═════ DATA EXTRACTS
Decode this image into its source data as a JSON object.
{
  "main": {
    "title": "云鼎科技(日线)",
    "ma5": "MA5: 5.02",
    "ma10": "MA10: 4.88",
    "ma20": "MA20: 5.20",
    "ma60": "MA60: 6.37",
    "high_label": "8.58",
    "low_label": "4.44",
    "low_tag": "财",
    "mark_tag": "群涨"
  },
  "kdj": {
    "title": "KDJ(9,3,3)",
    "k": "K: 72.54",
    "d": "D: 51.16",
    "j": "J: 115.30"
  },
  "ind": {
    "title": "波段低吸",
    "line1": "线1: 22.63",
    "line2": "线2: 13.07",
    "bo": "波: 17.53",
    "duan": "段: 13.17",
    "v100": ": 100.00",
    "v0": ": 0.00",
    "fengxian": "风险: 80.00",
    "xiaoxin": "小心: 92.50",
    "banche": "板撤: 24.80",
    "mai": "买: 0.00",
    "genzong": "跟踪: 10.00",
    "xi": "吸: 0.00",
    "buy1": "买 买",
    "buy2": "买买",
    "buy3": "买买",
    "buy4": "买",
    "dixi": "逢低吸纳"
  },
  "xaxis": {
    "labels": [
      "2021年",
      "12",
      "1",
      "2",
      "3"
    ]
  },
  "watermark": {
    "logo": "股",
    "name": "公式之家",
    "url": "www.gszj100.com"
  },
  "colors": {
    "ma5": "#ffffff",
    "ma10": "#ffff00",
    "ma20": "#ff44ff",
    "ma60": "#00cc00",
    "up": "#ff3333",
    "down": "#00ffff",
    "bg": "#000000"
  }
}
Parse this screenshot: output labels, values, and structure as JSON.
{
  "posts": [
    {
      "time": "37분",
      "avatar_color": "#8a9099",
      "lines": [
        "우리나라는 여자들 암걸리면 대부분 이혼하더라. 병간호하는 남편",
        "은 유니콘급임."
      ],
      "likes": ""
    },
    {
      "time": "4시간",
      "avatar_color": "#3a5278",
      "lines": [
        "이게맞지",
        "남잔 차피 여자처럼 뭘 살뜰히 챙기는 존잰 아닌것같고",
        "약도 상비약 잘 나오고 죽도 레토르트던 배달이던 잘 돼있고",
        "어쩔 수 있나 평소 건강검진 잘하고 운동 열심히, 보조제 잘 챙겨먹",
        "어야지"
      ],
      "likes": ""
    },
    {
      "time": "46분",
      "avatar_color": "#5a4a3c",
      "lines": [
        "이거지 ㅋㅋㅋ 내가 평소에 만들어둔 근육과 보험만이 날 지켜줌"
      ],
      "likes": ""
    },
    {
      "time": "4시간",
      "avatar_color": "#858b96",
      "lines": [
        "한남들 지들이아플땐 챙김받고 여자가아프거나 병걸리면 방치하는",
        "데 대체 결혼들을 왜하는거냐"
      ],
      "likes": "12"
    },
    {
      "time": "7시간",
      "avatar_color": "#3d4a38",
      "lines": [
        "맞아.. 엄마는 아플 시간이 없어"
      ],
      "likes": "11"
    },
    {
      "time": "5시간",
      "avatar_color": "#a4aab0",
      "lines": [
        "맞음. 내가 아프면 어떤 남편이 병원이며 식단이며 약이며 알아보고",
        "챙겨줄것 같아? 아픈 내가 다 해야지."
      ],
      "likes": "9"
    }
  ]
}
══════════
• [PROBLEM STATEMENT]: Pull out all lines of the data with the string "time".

• [RESULT]:
      "time": "37분",
      "time": "4시간",
      "time": "46분",
      "time": "4시간",
      "time": "7시간",
      "time": "5시간",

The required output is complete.